Beauty: French is a beautiful, sexy language to listen to.
Beast: The school system is strict and regimental. I have friends who pulled their children out of primary school because it didn’t allow the children to develop their creativity and personalities. And if a child cannot keep up, he won’t get personalized attention.
Beauty: The school system is strict and regimental. I have friends who say French high school has been greatly beneficial for their children, improving the children’s behavior and their grades.
Beast: Sport. You can’t escape it. If sport is not your thing, you’ll have an adjustment to make. Remember, though, that, here in France, you don’t have to get hot and sweaty to participate; a sedate game of boules with the locals on a shady square qualifies you as a sportsman.

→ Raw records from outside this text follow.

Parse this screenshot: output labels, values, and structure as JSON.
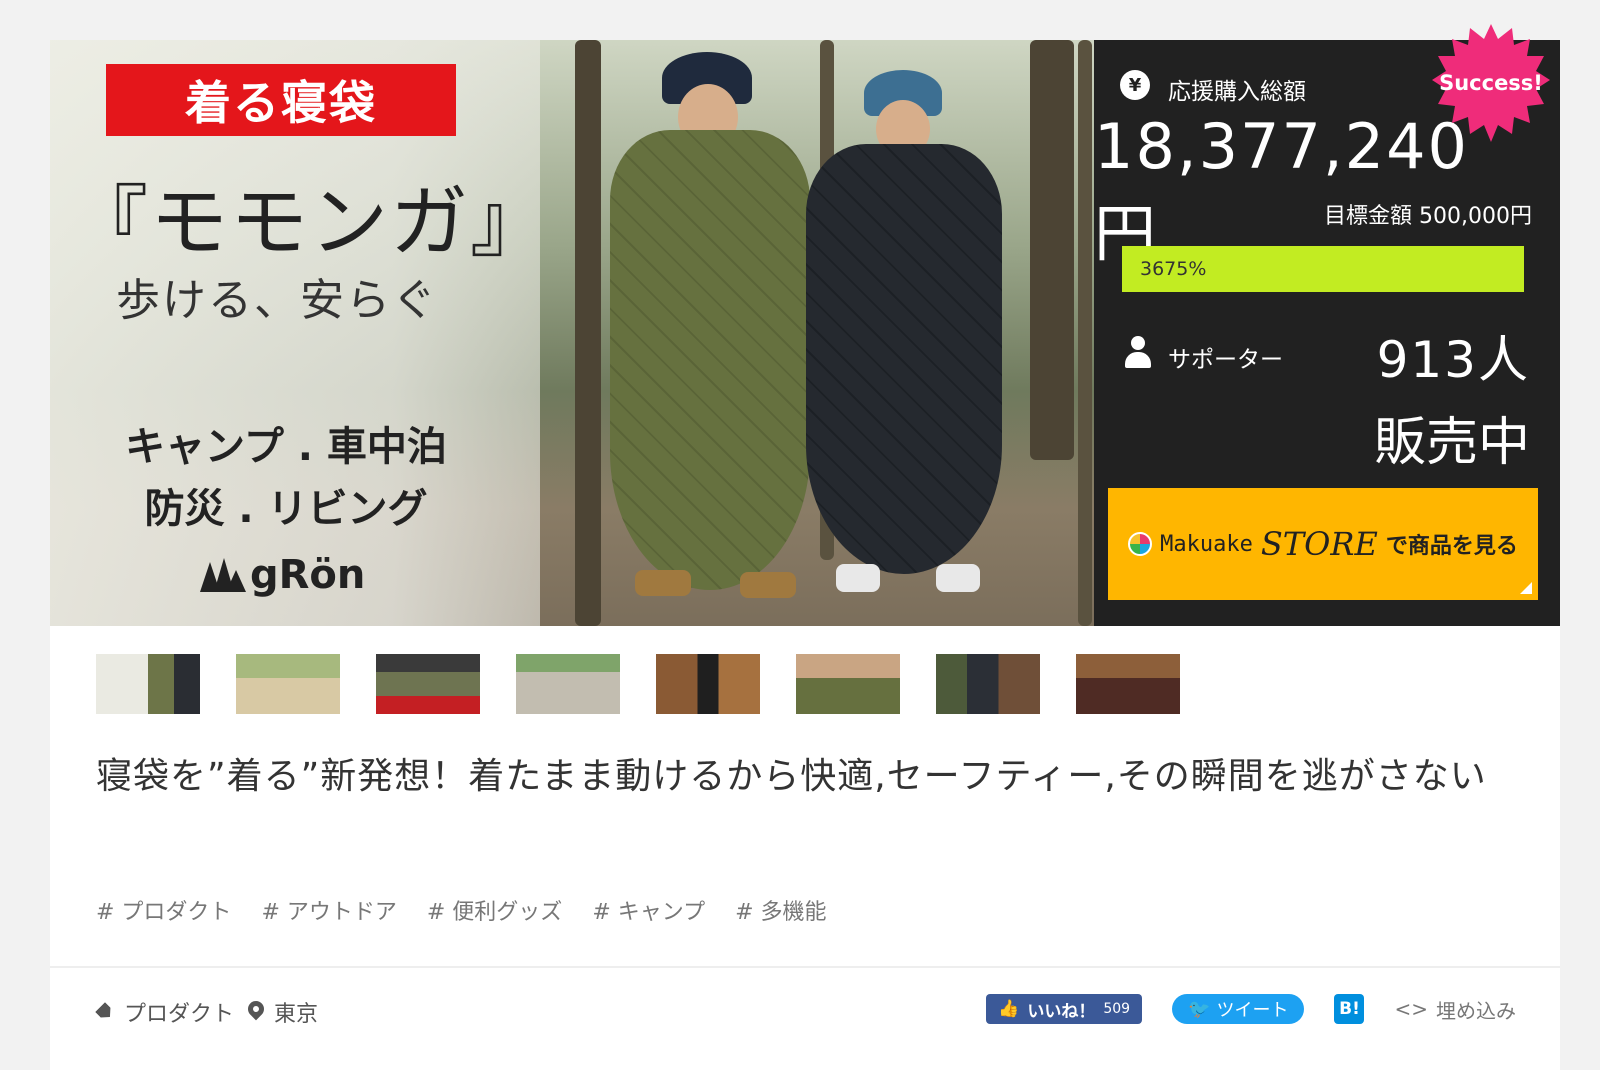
{
  "hero": {
    "red_label": "着る寝袋",
    "title": "『モモンガ』",
    "subtitle": "歩ける、安らぐ",
    "use_line1": "キャンプ . 車中泊",
    "use_line2": "防災 . リビング",
    "brand": "gRön"
  },
  "stats": {
    "total_label": "応援購入総額",
    "total_value": "18,377,240円",
    "goal_text": "目標金額 500,000円",
    "progress_text": "3675%",
    "progress_fraction": 1.0,
    "supporters_label": "サポーター",
    "supporters_value": "913人",
    "status": "販売中",
    "yen_symbol": "¥",
    "success_badge": "Success!",
    "store_button": {
      "brand": "Makuake",
      "script": "STORE",
      "suffix": "で商品を見る"
    },
    "colors": {
      "panel": "#212121",
      "progress": "#c2ec22",
      "store": "#ffb600",
      "badge": "#ef2c7a"
    }
  },
  "project": {
    "title": "寝袋を”着る”新発想！着たまま動けるから快適,セーフティー,その瞬間を逃がさない",
    "tags": [
      "# プロダクト",
      "# アウトドア",
      "# 便利グッズ",
      "# キャンプ",
      "# 多機能"
    ]
  },
  "meta": {
    "category": "プロダクト",
    "location": "東京",
    "fb_label": "いいね！",
    "fb_count": "509",
    "tweet_label": "ツイート",
    "hatena_label": "B!",
    "embed_label": "埋め込み",
    "embed_icon": "<>"
  }
}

Beauty: If you are a sports enthusiast, France is a great place to be. Here’s a useful website to find sport clubs in just about every town in France.
Beast: French women are obsessed with their weight, and France has the highest percentage of underweight women among the countries of Western Europe. If you’re a woman, you’ll find it difficult to buy clothes if you wear anything bigger than a size 8. If you’re a man, you’ll find it difficult to find curvaceous women to date. (Or so I’m told.)
Beauty: French women have great figures. A recent report from France’s National Institute of Demographic Studies confirmed that French women are the slimmest (read, skinniest) in Western Europe.
Beast: Opening a bank account. Be prepared for the third degree. You will be asked a lot of questions about your financial situation. If you are uncertain where you stand vis-à-vis your tax, residency, etc., status, be careful.
Beauty: After a long and complicated bank manager meeting, I stepped out onto the town square, into the middle of the Farmer’s Market, bought some smelly cheese, a long crusty baguette, a bunch of home-grown Lily of the Valley, then sat to contemplate life as I sipped a café allongé.